The Tech Tat circuitry is extremely thin, but it is basically laying a circuit board full of chips and sensors on your skin. Still, Tech Tats stick out less than a lot of popular wearable gadgets and fitness trackers. And since the temporary adhesive affixes to the skin, it could easily be placed under clothing or at least away from the wrist for the sake of discretion.
Tech Tats feature an ATiny85 microcontroller that serves as the brains connecting any sensors implanted in the tattoo’s circuitry. Current prototypes already include temperature sensors and ambient light sensors. In the future, Tech Tats could add on more biosensors to record vital signs like heart rate, breathing rate, and blood pressure. Electroconductive paint transmits information to the microcontroller, which stores the resulting data.

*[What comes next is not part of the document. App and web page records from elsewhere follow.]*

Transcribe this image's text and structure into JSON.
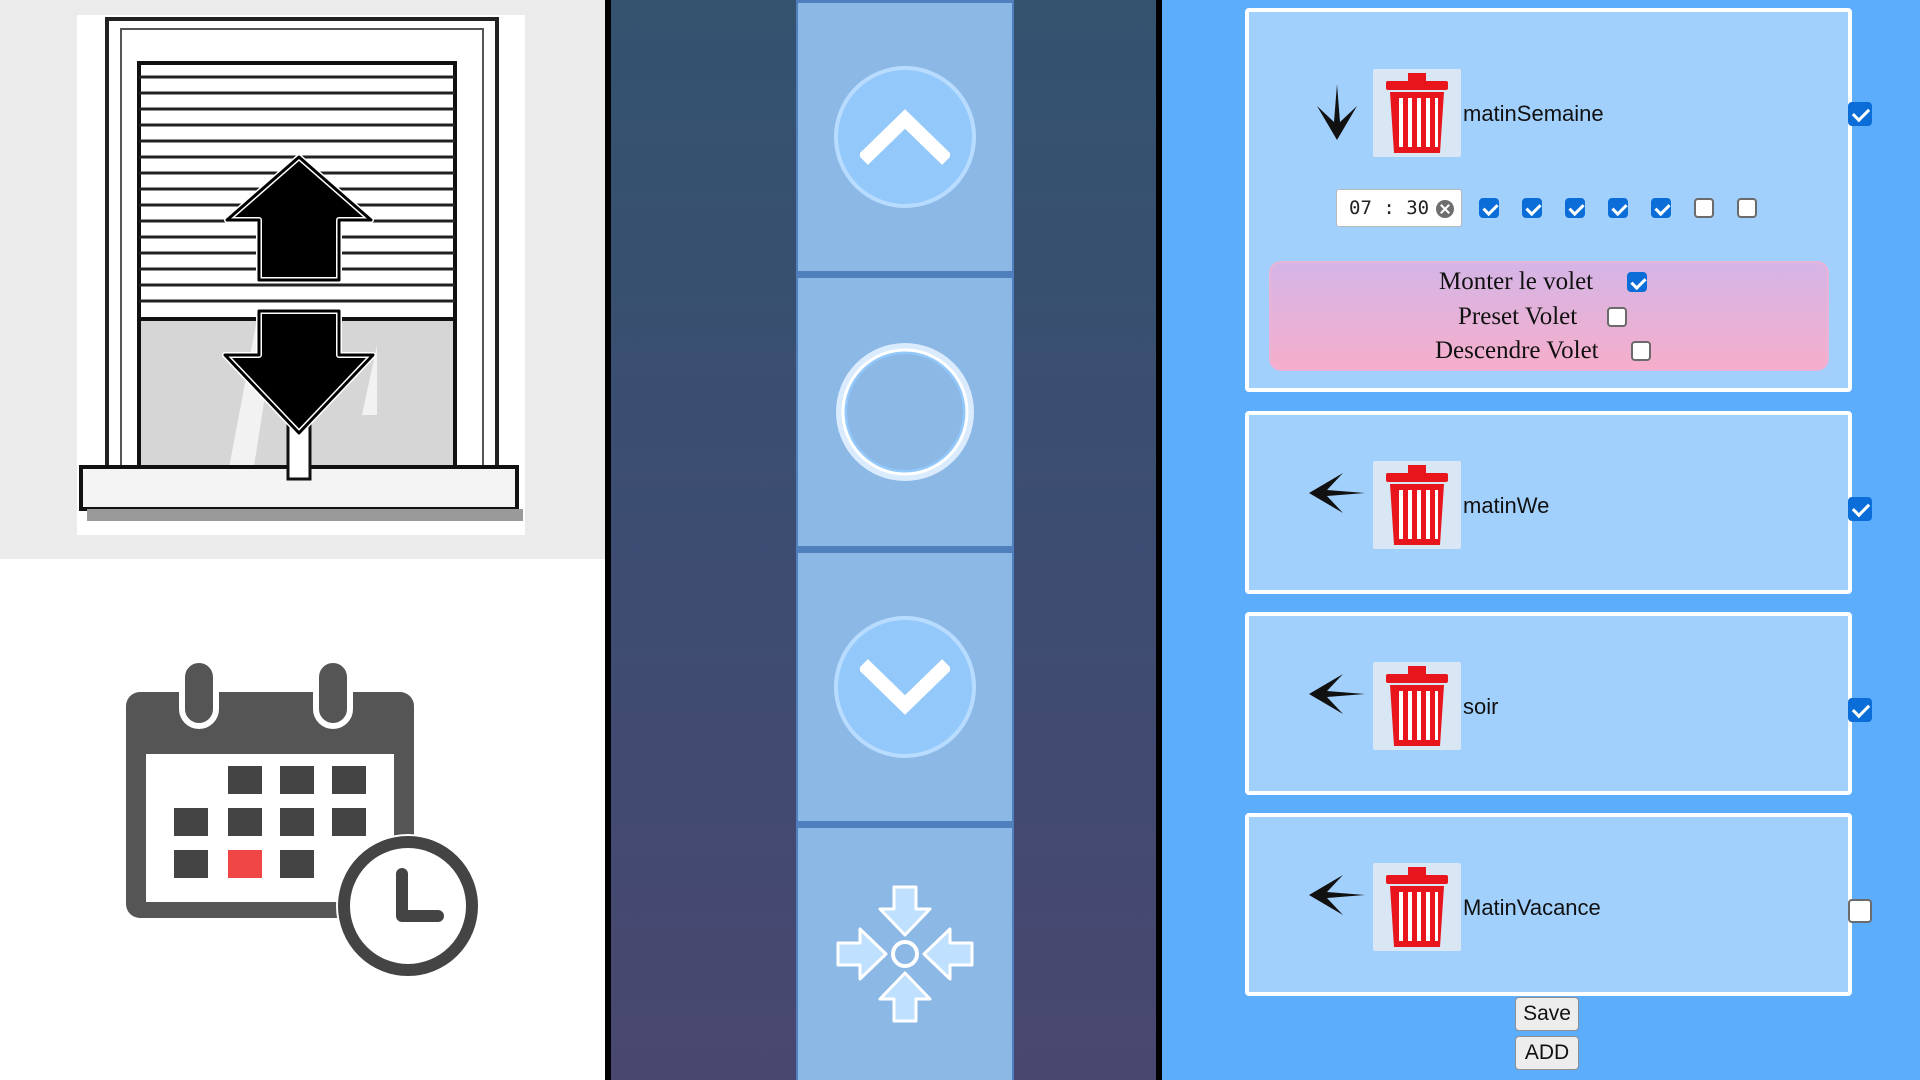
{
  "left": {
    "shutter_tile": {
      "icon": "window-shutter-updown-icon"
    },
    "schedule_tile": {
      "icon": "calendar-clock-icon"
    }
  },
  "remote": {
    "up": {
      "icon": "chevron-up-icon"
    },
    "stop": {
      "icon": "stop-ring-icon"
    },
    "down": {
      "icon": "chevron-down-icon"
    },
    "preset": {
      "icon": "arrows-to-center-icon"
    }
  },
  "programs": [
    {
      "name": "matinSemaine",
      "enabled": true,
      "expanded": true,
      "arrow": "arrow-down-icon",
      "time": "07 : 30",
      "days": [
        true,
        true,
        true,
        true,
        true,
        false,
        false
      ],
      "actions": [
        {
          "label": "Monter le volet",
          "checked": true
        },
        {
          "label": "Preset Volet",
          "checked": false
        },
        {
          "label": "Descendre Volet",
          "checked": false
        }
      ]
    },
    {
      "name": "matinWe",
      "enabled": true,
      "expanded": false,
      "arrow": "arrow-right-icon"
    },
    {
      "name": "soir",
      "enabled": true,
      "expanded": false,
      "arrow": "arrow-right-icon"
    },
    {
      "name": "MatinVacance",
      "enabled": false,
      "expanded": false,
      "arrow": "arrow-right-icon"
    }
  ],
  "buttons": {
    "save": "Save",
    "add": "ADD"
  },
  "colors": {
    "right_bg": "#5cadfc",
    "card_bg": "#a2d0fd",
    "remote_button": "#8cb8e6",
    "trash_red": "#e8151d",
    "checkbox_blue": "#0b6ed8"
  }
}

In the world of health and medicine, a Tech Tat could transmit data to an app on your mobile device over a Bluetooth Low Energy connection. Professional settings like hospitals and doctors’ offices could use Tech Tats to triage patients and get faster diagnostics. Chaotic Moon is even suggesting the Tech Tat as a possibility in the world of finance, where mobile payment solutions are creeping towards more wearable options.

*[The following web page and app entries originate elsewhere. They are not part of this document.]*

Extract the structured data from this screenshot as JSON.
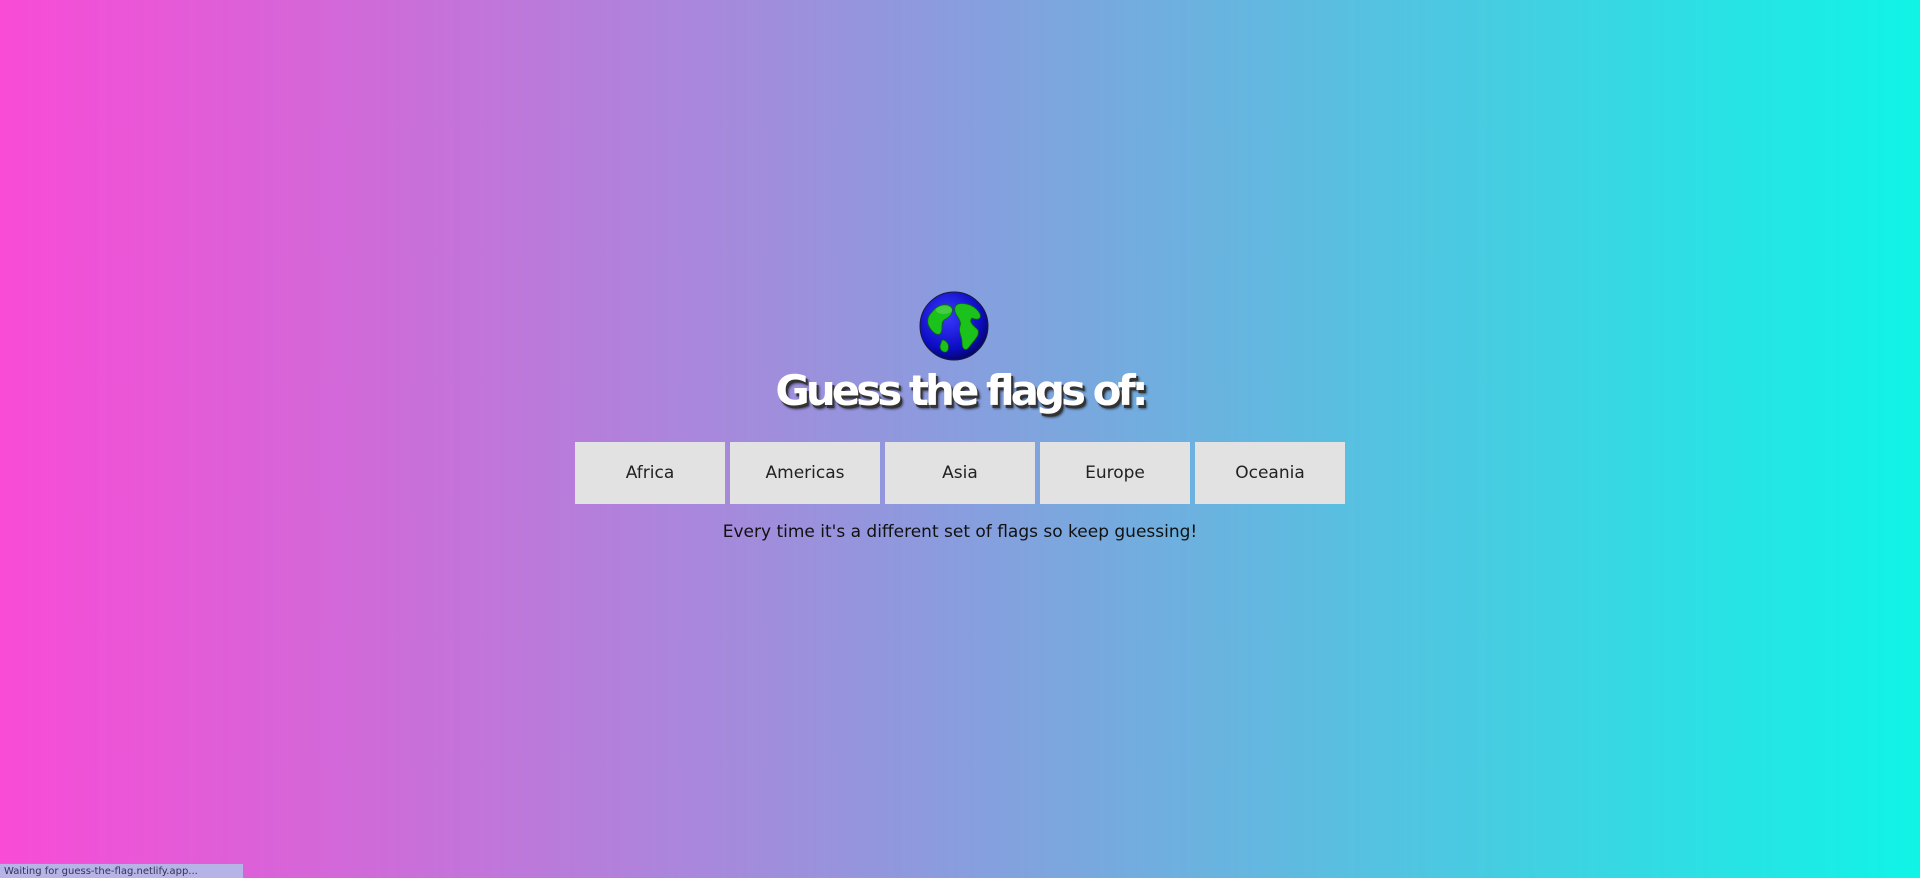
{
  "page": {
    "title": "Guess the flags of:",
    "tagline": "Every time it's a different set of flags so keep guessing!"
  },
  "regions": [
    {
      "label": "Africa"
    },
    {
      "label": "Americas"
    },
    {
      "label": "Asia"
    },
    {
      "label": "Europe"
    },
    {
      "label": "Oceania"
    }
  ],
  "status_bar": {
    "text": "Waiting for guess-the-flag.netlify.app..."
  },
  "icons": {
    "globe": "globe-icon"
  },
  "colors": {
    "gradient_left": "#f94bd6",
    "gradient_right": "#10f4e6",
    "button_bg": "#e2e2e2",
    "title_color": "#ffffff"
  }
}
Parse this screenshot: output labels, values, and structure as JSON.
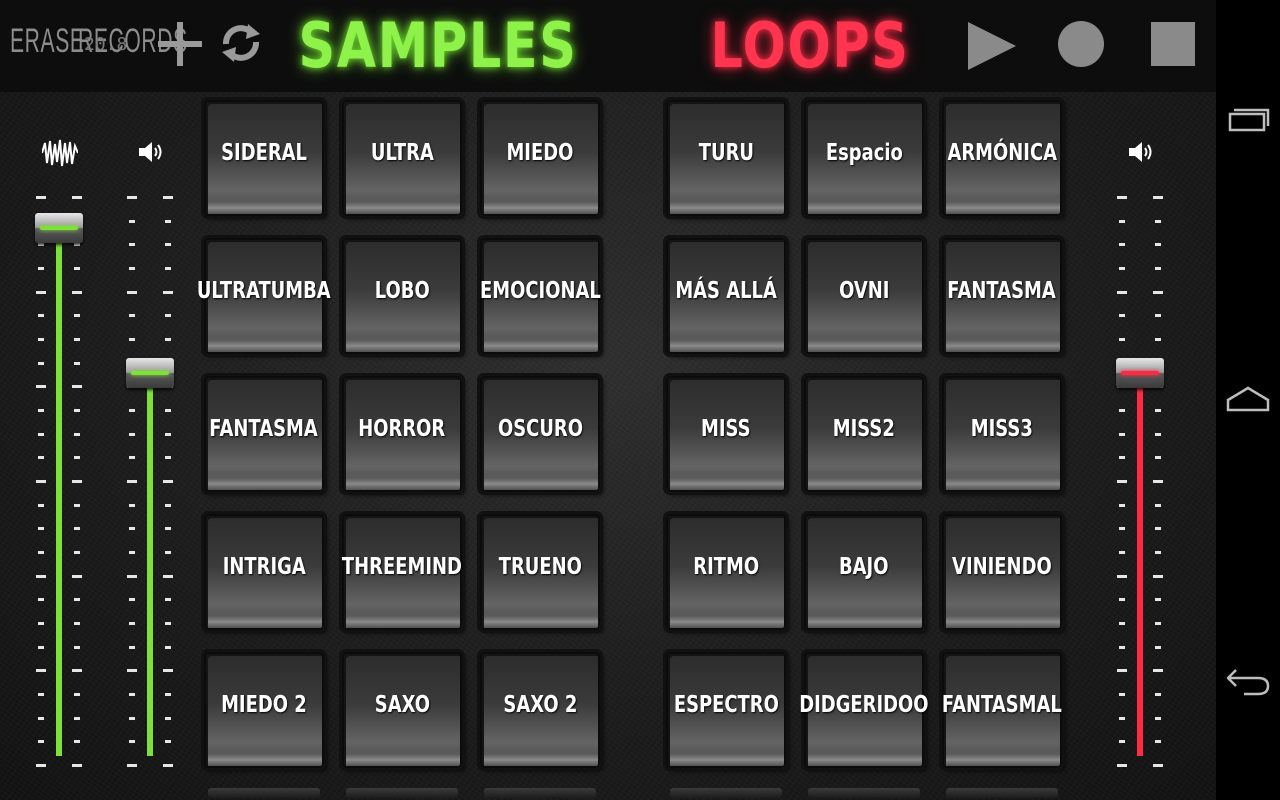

Chaotic Moon is presenting society with an interim step from wearable trackers to implantable ones, but for these proposed applications, Tech Tats are a solution in themselves. The studio hasn’t announced when you can actually get a Tech Tat, but its focus on individual applications and inexpensive microcontroller suggests that Tech Tats will fall within a reasonable price range. Some day you might even buy them in bulk packages, like that box of Band-Aids that has been in your medicine cabinet for years.
- Brainwave-reading temporary tattoos could take wearable tech to the next level

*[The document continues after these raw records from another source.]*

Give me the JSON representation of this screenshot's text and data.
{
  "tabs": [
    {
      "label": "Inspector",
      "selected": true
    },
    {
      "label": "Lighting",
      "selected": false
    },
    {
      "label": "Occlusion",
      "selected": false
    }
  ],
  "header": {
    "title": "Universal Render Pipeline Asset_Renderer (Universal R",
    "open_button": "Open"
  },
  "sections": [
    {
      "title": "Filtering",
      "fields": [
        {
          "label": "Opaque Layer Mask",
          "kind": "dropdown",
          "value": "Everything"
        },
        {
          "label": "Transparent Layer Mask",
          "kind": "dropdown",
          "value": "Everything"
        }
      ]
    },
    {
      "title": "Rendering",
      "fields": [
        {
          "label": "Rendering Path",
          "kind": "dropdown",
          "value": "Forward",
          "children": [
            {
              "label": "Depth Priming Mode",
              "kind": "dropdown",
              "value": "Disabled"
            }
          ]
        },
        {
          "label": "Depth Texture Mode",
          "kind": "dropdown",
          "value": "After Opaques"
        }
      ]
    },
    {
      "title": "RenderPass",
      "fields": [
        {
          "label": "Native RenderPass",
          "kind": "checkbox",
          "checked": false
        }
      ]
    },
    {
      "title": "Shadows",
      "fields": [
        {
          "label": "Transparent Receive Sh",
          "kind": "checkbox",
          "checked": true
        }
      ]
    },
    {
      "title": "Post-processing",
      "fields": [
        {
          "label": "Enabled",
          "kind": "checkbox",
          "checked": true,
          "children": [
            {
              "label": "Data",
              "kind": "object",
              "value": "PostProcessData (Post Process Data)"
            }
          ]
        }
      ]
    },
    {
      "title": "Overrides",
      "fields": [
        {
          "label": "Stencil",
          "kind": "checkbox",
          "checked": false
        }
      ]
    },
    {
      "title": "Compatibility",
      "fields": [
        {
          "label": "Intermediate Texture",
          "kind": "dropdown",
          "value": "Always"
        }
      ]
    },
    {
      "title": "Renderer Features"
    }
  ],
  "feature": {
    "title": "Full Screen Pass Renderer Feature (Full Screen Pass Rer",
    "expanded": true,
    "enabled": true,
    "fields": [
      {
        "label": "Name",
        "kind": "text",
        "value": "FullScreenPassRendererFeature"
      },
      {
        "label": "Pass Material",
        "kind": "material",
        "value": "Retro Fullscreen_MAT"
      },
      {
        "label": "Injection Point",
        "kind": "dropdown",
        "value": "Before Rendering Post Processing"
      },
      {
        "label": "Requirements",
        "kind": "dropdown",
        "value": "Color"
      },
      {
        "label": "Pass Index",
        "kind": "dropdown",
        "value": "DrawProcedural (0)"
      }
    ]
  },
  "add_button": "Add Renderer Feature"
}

- Inside the MIT project that’s making Inception-style dream manipulation possible
- FDA clears heart monitor for coronavirus patients using hydroxychloroquine
- The best fitness trackers for 2020
- The high-tech quest to detect COVID-19 via voice